Joel Cohen, M.D., explained to attendees at MauiDerm 2014 the differences among the three approved botulinum toxin products and how to use them successfully to take advantage of their unique properties. He recommended that doctors really think about these products as unique and begin to use them for their individual properties. They’re not interchangeable, he said. Conversion factors are inadequate, studies have found, so there's no perfect conversion ratio. And it's very difficult to make direct comparisons between products because studies have been designed differently, there has been an evolution of endpoints and study design may lead to limitations in how you are able to interpret the data.
In comparing studies, clinicians run into challenges in that endpoints are changing. The Food and Drug Administration now requires a two-grade composite improvement in which both the physician and the patient agree there is a two-grade improvement.
So there are different criteria being used, according to Dr. Cohen, director of AboutSkin Dermatology and DermSurgery, Englewood Colo. Also, there are differences in technique between what is used in FDA pivotal studies and what physicians probably do in their practices, he said. Often the studies stick to very specific dosing, but in a medical practice, a study dose may not be warranted for a particular patient. Dr. Cohen said he tapers according to the patient’s musculature.
When it comes to combination therapy, Dr. Cohen advised avoiding multiple modalities in the same day because side effects of one treatment may impact the results of another. He offered an example of a patient who received one injection of a neuromodulator in the mentalis as well as a trichloroacetic acid peel. Swelling from the peel resulted in migration of the neuromodulator, which knocked out the depressor anguli oris.
Dr. Cohen cautioned against combining products in one syringe, as one pilot study examined. There’s likely a lack of standardization in the reconstitution process, and this could lead to unwanted effects.
There is good data on combination therapies on different days, however.

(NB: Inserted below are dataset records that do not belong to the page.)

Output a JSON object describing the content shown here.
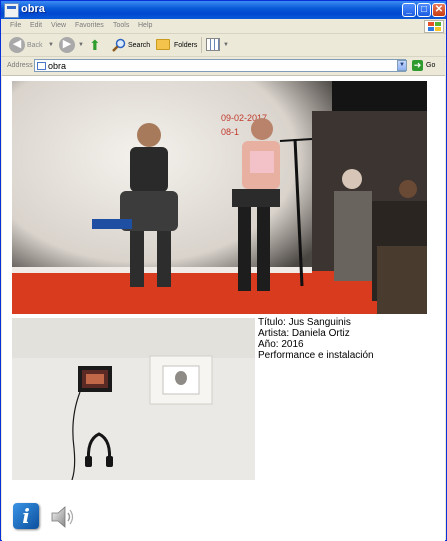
{
  "window": {
    "title": "obra"
  },
  "title_buttons": {
    "minimize": "_",
    "maximize": "□",
    "close": "✕"
  },
  "menu": [
    "File",
    "Edit",
    "View",
    "Favorites",
    "Tools",
    "Help"
  ],
  "toolbar": {
    "back_label": "Back",
    "search_label": "Search",
    "folders_label": "Folders"
  },
  "address": {
    "label": "Address",
    "value": "obra",
    "go_label": "Go"
  },
  "photo1": {
    "date_line1": "09-02-2017",
    "date_line2": "08-1"
  },
  "artwork": {
    "title": "Título: Jus Sanguinis",
    "artist": "Artista: Daniela Ortiz",
    "year": "Año:  2016",
    "medium": "Performance e instalación"
  },
  "footer": {
    "info_icon": "info-icon",
    "speaker_icon": "speaker-icon",
    "info_glyph": "i"
  }
}
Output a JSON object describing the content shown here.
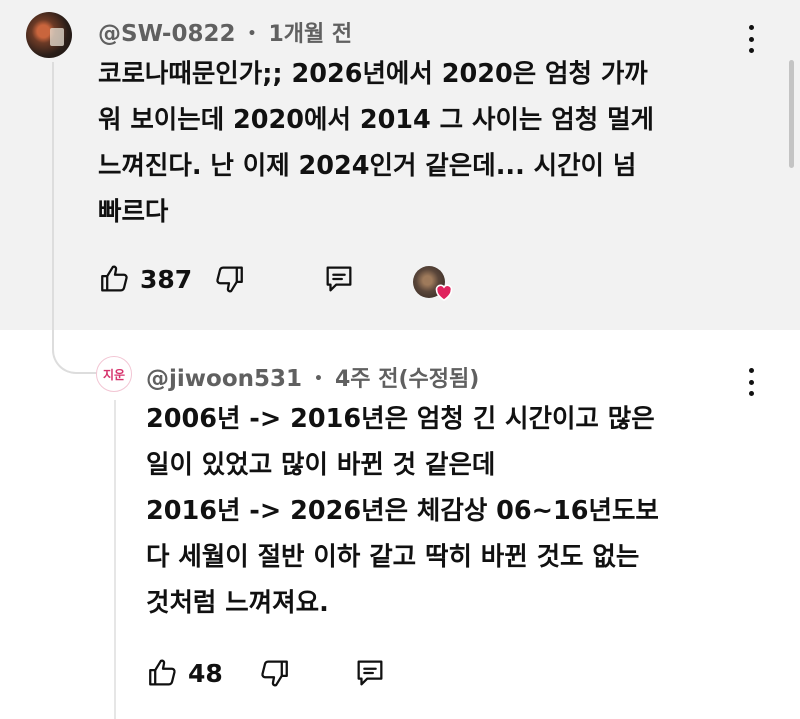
{
  "comment": {
    "author": "@SW-0822",
    "separator": "•",
    "time": "1개월 전",
    "lines": [
      "코로나때문인가;; 2026년에서 2020은 엄청 가까",
      "워 보이는데 2020에서 2014 그 사이는 엄청 멀게",
      "느껴진다. 난 이제 2024인거 같은데... 시간이 넘",
      "빠르다"
    ],
    "likes": "387"
  },
  "reply": {
    "avatar_text": "지운",
    "author": "@jiwoon531",
    "separator": "•",
    "time": "4주 전",
    "edited": "(수정됨)",
    "lines": [
      "2006년 -> 2016년은 엄청 긴 시간이고 많은",
      "일이 있었고 많이 바뀐 것 같은데",
      "2016년 -> 2026년은 체감상 06~16년도보",
      "다 세월이 절반 이하 같고 딱히 바뀐 것도 없는",
      "것처럼 느껴져요."
    ],
    "likes": "48"
  },
  "colors": {
    "comment_bg": "#f2f2f2",
    "meta_text": "#606060",
    "heart": "#e0245e",
    "reply_avatar_text": "#d6336c"
  },
  "icons": [
    "more-vert-icon",
    "thumb-up-icon",
    "thumb-down-icon",
    "reply-icon",
    "heart-icon"
  ]
}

Dr. Cohen pointed to a study in which patients were treated with onabotulinumtoxinA in the glabellar, and then returned for treatment with hyaluronic acid (Restylane). Compared to a group of patients only treated with onabotulinumtoxinA, results in the combination group lasted about 32 weeks longer. Combination therapies can be very effective, he said.
Your approach to each patient should be different, Dr. Cohen said. He noted the anatomic differences between men and woman, particularly in the upper face and forehead, as shown in another study. Treating by region for a specific goal, rather than by a standardized treatment protocol, is how Dr. Cohen likes to approach aesthetics, he said.
When used properly, studies have shown that neuromodulators can improve a person’s quality of life through improved self-esteem. Educating yourself on the properties of the individual products, the data and then using that information to make educated decisions in how you approach your practice can make for successful outcomes.